-- Task input follows --
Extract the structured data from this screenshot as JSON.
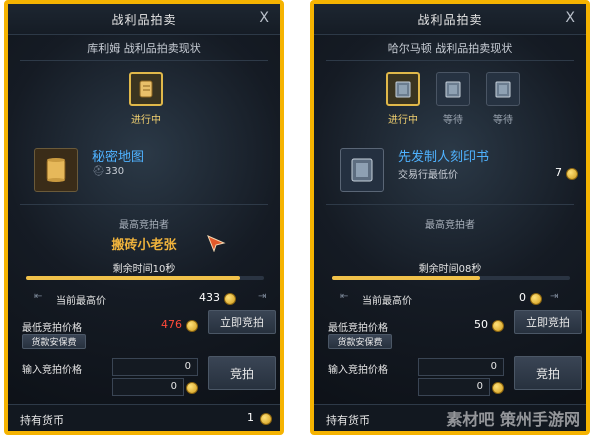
{
  "left": {
    "title": "战利品拍卖",
    "close": "X",
    "subtitle": "库利姆 战利品拍卖现状",
    "slots": [
      {
        "label": "进行中",
        "icon": "scroll-icon",
        "active": true
      }
    ],
    "item": {
      "name": "秘密地图",
      "count": "330",
      "icon": "map-scroll-icon"
    },
    "bidder_label": "最高竞拍者",
    "bidder_name": "搬砖小老张",
    "time_label": "剩余时间10秒",
    "progress": 0.9,
    "current_label": "当前最高价",
    "current_value": "433",
    "min_label": "最低竞拍价格",
    "min_value": "476",
    "buyout_button": "立即竞拍",
    "guarantee_button": "货款安保费",
    "input_label": "输入竞拍价格",
    "input_value": "0",
    "input_value2": "0",
    "bid_button": "竞拍",
    "currency_label": "持有货币",
    "currency_value": "1"
  },
  "right": {
    "title": "战利品拍卖",
    "close": "X",
    "subtitle": "哈尔马顿 战利品拍卖现状",
    "slots": [
      {
        "label": "进行中",
        "icon": "book-icon",
        "active": true
      },
      {
        "label": "等待",
        "icon": "book-icon",
        "active": false
      },
      {
        "label": "等待",
        "icon": "book-icon",
        "active": false
      }
    ],
    "item": {
      "name": "先发制人刻印书",
      "sub": "交易行最低价",
      "count": "7",
      "icon": "engraving-book-icon"
    },
    "bidder_label": "最高竞拍者",
    "time_label": "剩余时间08秒",
    "progress": 0.62,
    "current_label": "当前最高价",
    "current_value": "0",
    "min_label": "最低竞拍价格",
    "min_value": "50",
    "buyout_button": "立即竞拍",
    "guarantee_button": "货款安保费",
    "input_label": "输入竞拍价格",
    "input_value": "0",
    "input_value2": "0",
    "bid_button": "竞拍",
    "currency_label": "持有货币"
  },
  "watermark": "素材吧 策州手游网"
}
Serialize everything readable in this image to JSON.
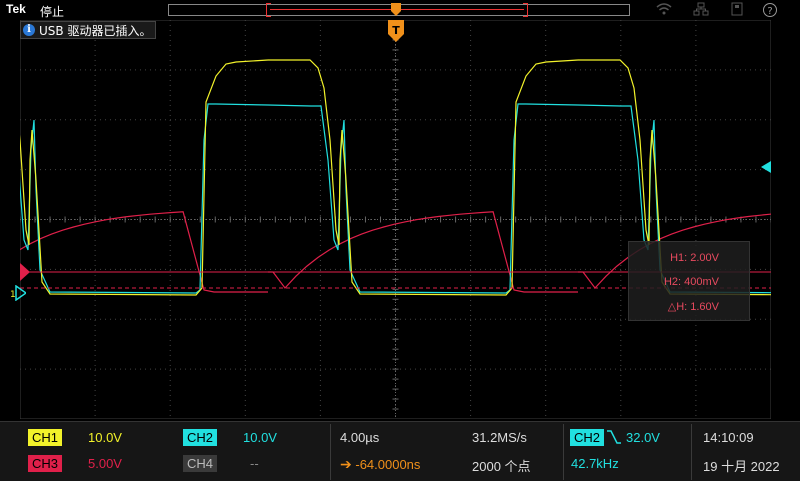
{
  "brand": "Tek",
  "run_state": "停止",
  "message": "USB 驱动器已插入。",
  "trigger_marker": "T",
  "ch1_marker": "1",
  "cursor_readouts": {
    "h1": "H1: 2.00V",
    "h2": "H2: 400mV",
    "delta": "△H: 1.60V"
  },
  "channels": [
    {
      "name": "CH1",
      "scale": "10.0V",
      "color": "#f2f22a"
    },
    {
      "name": "CH2",
      "scale": "10.0V",
      "color": "#21e0e0"
    },
    {
      "name": "CH3",
      "scale": "5.00V",
      "color": "#e0204a"
    },
    {
      "name": "CH4",
      "scale": "--",
      "color": "#888888"
    }
  ],
  "timebase": {
    "scale": "4.00µs",
    "sample_rate": "31.2MS/s",
    "delay": "-64.0000ns",
    "record_length": "2000 个点"
  },
  "trigger": {
    "source": "CH2",
    "slope_icon": "falling-edge-icon",
    "level": "32.0V",
    "frequency": "42.7kHz"
  },
  "clock": {
    "time": "14:10:09",
    "date": "19 十月 2022"
  },
  "icons": [
    "wifi-icon",
    "network-icon",
    "usb-drive-icon",
    "help-icon"
  ]
}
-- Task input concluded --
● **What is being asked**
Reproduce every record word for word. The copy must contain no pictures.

● **Answer below**
Extract the structured data from this screenshot as JSON.
{
  "left": {
    "title": "战利品拍卖",
    "close": "X",
    "subtitle": "库利姆 战利品拍卖现状",
    "slots": [
      {
        "label": "进行中",
        "icon": "scroll-icon",
        "active": true
      }
    ],
    "item": {
      "name": "秘密地图",
      "count": "330",
      "icon": "map-scroll-icon"
    },
    "bidder_label": "最高竞拍者",
    "bidder_name": "搬砖小老张",
    "time_label": "剩余时间10秒",
    "progress": 0.9,
    "current_label": "当前最高价",
    "current_value": "433",
    "min_label": "最低竞拍价格",
    "min_value": "476",
    "buyout_button": "立即竞拍",
    "guarantee_button": "货款安保费",
    "input_label": "输入竞拍价格",
    "input_value": "0",
    "input_value2": "0",
    "bid_button": "竞拍",
    "currency_label": "持有货币",
    "currency_value": "1"
  },
  "right": {
    "title": "战利品拍卖",
    "close": "X",
    "subtitle": "哈尔马顿 战利品拍卖现状",
    "slots": [
      {
        "label": "进行中",
        "icon": "book-icon",
        "active": true
      },
      {
        "label": "等待",
        "icon": "book-icon",
        "active": false
      },
      {
        "label": "等待",
        "icon": "book-icon",
        "active": false
      }
    ],
    "item": {
      "name": "先发制人刻印书",
      "sub": "交易行最低价",
      "count": "7",
      "icon": "engraving-book-icon"
    },
    "bidder_label": "最高竞拍者",
    "time_label": "剩余时间08秒",
    "progress": 0.62,
    "current_label": "当前最高价",
    "current_value": "0",
    "min_label": "最低竞拍价格",
    "min_value": "50",
    "buyout_button": "立即竞拍",
    "guarantee_button": "货款安保费",
    "input_label": "输入竞拍价格",
    "input_value": "0",
    "input_value2": "0",
    "bid_button": "竞拍",
    "currency_label": "持有货币"
  },
  "watermark": "素材吧 策州手游网"
}
Serialize everything readable in this image to JSON.
{
  "brand": "Tek",
  "run_state": "停止",
  "message": "USB 驱动器已插入。",
  "trigger_marker": "T",
  "ch1_marker": "1",
  "cursor_readouts": {
    "h1": "H1: 2.00V",
    "h2": "H2: 400mV",
    "delta": "△H: 1.60V"
  },
  "channels": [
    {
      "name": "CH1",
      "scale": "10.0V",
      "color": "#f2f22a"
    },
    {
      "name": "CH2",
      "scale": "10.0V",
      "color": "#21e0e0"
    },
    {
      "name": "CH3",
      "scale": "5.00V",
      "color": "#e0204a"
    },
    {
      "name": "CH4",
      "scale": "--",
      "color": "#888888"
    }
  ],
  "timebase": {
    "scale": "4.00µs",
    "sample_rate": "31.2MS/s",
    "delay": "-64.0000ns",
    "record_length": "2000 个点"
  },
  "trigger": {
    "source": "CH2",
    "slope_icon": "falling-edge-icon",
    "level": "32.0V",
    "frequency": "42.7kHz"
  },
  "clock": {
    "time": "14:10:09",
    "date": "19 十月 2022"
  },
  "icons": [
    "wifi-icon",
    "network-icon",
    "usb-drive-icon",
    "help-icon"
  ]
}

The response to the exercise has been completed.